A man can run up a debt at the Tour de France, but sooner rather than later, the race demands that he settles his account. On Saturday, Guillaume Martin (Cofidis) showed enterprise to get in the day’s break and move up seven places to second place overall. Just 24 hours later, the Frenchman was distanced from the yellow jersey group on the descent of the Port d’Envalira and he dropped right back down to ninth on general classification.
“I was expecting that,” Martin said when he reached the mixed zone past the finish line. “I was expecting to suffer after the effort I made yesterday. It was very hard. Fortunately there was a headwind [on the Envalira], which helped to ease the pace for a little bit, but in the end I was on the limit.”

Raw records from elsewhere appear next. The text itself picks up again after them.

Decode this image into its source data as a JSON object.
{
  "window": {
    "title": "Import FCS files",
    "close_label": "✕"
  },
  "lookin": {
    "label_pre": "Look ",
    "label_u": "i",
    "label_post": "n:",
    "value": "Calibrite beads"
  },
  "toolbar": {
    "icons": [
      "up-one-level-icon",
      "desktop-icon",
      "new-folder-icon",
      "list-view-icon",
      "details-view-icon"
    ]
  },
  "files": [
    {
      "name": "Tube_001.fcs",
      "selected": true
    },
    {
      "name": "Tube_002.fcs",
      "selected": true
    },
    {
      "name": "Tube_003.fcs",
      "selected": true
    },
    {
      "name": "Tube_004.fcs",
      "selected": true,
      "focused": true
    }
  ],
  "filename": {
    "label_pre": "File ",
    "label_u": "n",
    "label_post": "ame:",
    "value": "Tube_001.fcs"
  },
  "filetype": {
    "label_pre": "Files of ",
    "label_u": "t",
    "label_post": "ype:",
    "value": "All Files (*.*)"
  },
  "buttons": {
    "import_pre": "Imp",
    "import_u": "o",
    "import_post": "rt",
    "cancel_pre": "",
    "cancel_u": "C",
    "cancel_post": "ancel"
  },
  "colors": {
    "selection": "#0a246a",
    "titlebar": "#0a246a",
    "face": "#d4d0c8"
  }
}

Martin had managed to withstand the pace-making of Ineos Grenadiers on the long, two-part climb to the Tour’s highest point, but the effort he made to stay in contact on the way up came at the cost of his lucidity over the other side. After allowing a gap to open on the first bends of the descent of the Envalira, Martin was simply lacking the strength to close it. With each pedal stroke, the yellow jersey group disappeared further into the valley below him.
“It’s frustrating that I was dropped on the first corners of the descent, but that’s because I was really flat out,” said Martin, who eventually found himself with Mattia Cattaneo (Deceuninck-QuickStep) for company in his forlorn pursuit of Tadej Pogačar (Jumbo-Visma), et al. They were unable to bridge the gap on the drop towards Encamp and their deficit stretched out towards four minutes on the final ascent of the Col de Beixalis.
“There were just two of us and it was complicated to chase back on. We were always at 20 seconds and we used up a lot of energy. It was a complicated day, but I expected it a bit after yesterday. But when I take these two stages together, it wasn’t so bad.”
Martin reached the finish in Andorra Le Vielle 8:45 down on stage winner Sepp Kuss (Jumbo-Visma) and just shy of four minutes behind the yellow jersey group. In the overall standings, he drops to ninth place, 7:58 behind Pogačar and 2:26 off the podium. Martin had effectively written off any general classification aspirations even before this Tour started, citing the nature of the route, and he wore his disappointment lightly in Andorra.
“When you have given everything, you can’t be disappointed. The frustration is more at having lost the wheels on a descent, but that’s simply because I was flat out,” said Martin. “I mean, disappointment – I wasn’t expecting to win the Tour de France, you know. I was dropped with Cattaneo, who was in the break with me yesterday. We’ve often been in and around the same place on this Tour, so I was simply at my level today.”
Since placing 23rd on his Tour debut in 2017, Martin has improved his final overall position each year. His 11th place in Paris last September made him the highest-placed French finisher and he is on course to match that feat this year, even if he has long expressed a desire to mark his Tour with a stage win rather than ride in anonymity towards a high overall finish.
“I’m going to look at the GC calmly,” Martin said. “On Monday, I’ll take stock of what to do based on my ability to recover.”
Thank you for signing up to Cycling News. You will receive a verification email shortly.
There was a problem. Please refresh the page and try again.